While I respect points of view that disagree, I always find myself thinking we should be very willing to allow folks to be in the woods.  It's becoming harder and harder to keep people involved in the outside world, I just don't like the idea of limiting access more than it already is.  For example, the closure I'm alluding to resulted in the loss of many students who were involved in a local high schools mountain bike club.  These kids may not have access to riding or to being active and healthy in the outdoors without the safety of a club setting... And rather than encourage that, this decision has potentially shut those kids off from the outdoors.  Frustrating.

Hopefully the situation will find a positive resolution...
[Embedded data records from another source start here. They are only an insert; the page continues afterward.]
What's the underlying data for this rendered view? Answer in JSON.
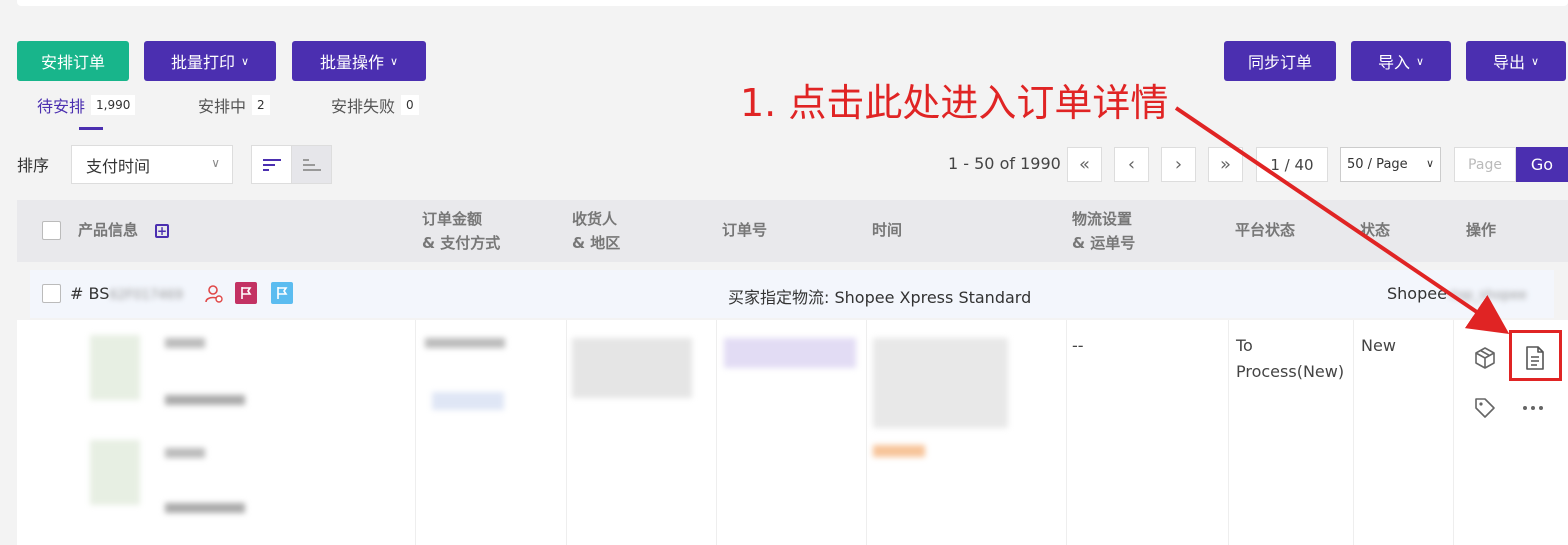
{
  "toolbar": {
    "arrange": "安排订单",
    "batch_print": "批量打印",
    "batch_ops": "批量操作",
    "sync": "同步订单",
    "import": "导入",
    "export": "导出"
  },
  "tabs": [
    {
      "label": "待安排",
      "count": "1,990"
    },
    {
      "label": "安排中",
      "count": "2"
    },
    {
      "label": "安排失败",
      "count": "0"
    }
  ],
  "sort": {
    "label": "排序",
    "value": "支付时间"
  },
  "pager": {
    "range": "1 - 50 of 1990",
    "current": "1 / 40",
    "page_size": "50 / Page",
    "page_placeholder": "Page",
    "go": "Go"
  },
  "table": {
    "headers": {
      "product": "产品信息",
      "amount_1": "订单金额",
      "amount_2": "& 支付方式",
      "receiver_1": "收货人",
      "receiver_2": "& 地区",
      "order_no": "订单号",
      "time": "时间",
      "logistics_1": "物流设置",
      "logistics_2": "& 运单号",
      "platform_status": "平台状态",
      "status": "状态",
      "actions": "操作"
    },
    "group": {
      "order_id": "# BS",
      "order_id_blurred": "62F017469",
      "logistics": "买家指定物流: Shopee Xpress Standard",
      "store": "Shopee",
      "store_blurred": "-top_shopee"
    },
    "row": {
      "logistics_value": "--",
      "platform_status_1": "To",
      "platform_status_2": "Process(New)",
      "status": "New"
    }
  },
  "annotation": {
    "text": "1. 点击此处进入订单详情"
  },
  "colors": {
    "accent": "#4b2fb0",
    "green": "#18b58b",
    "red": "#e02424"
  }
}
On to happier things.  Rosemary worked Saturday and Sunday this weekend so I was with the munchkins all day.  Driving out to my mom's on Saturday, I was almost there when, just where a wild trout stream crosses the road, a large snapping turtle was hanging out laying eggs.  I stopped the truck, popped the kids out and we watched her for 15-20' before heading along our way.  Pretty amazing to see this kind of thing!  Considering her size, I wonder how many trout she's eaten!  Cool animal.

Yesterday's rain caused me to get pretty antsy to go fishing and the positive of self employment is this: you can adjust your hours :).  So I grabbed my gear and shot out to the Millers to enjoy a few hours chasing brown's.  It was raining hard so I was not taking pic's... but caught a few on wet flies.  Just as I was about to head home, the rain slowed so I took a few pic's of the river.  This is the "second run" just below a major pool.  It's a pretty river, and this section in particular just flow's through miles of forest.  Nice to spend a few hours there...

Best to you all!



  1. Certainly is a pretty river. They always appear different to me when I'm walking away. Anticipation and wonder, replaced with admiration and inner peace.

    1. Wow Drew - you nailed it! So true. Though I may add a sense of curiosity for what may occur on the next chance I get to fish there :)

      It's a very pretty river, with a challenging history. Like so many rivers in New England, the industrial revolution was not kind to the Millers... but it's rebounded nicely over the last 30-40 years!


  2. Will, I can understand your frustration on the closing of the lands you have enjoyed. There is a reason, and I hope people can come together and resolve it.
    Snapping turtles are something else. We have them in the pond here in our condo complex. Some quite big. The town say's they are a hundred years old.

    1. Alan - agreed. There are reasons, and hopefully all involved can find a positive resolution.
      I've heard that about snappers before - that 100 + is possible. Amazing to think that that occurs in nature. Just Amazing!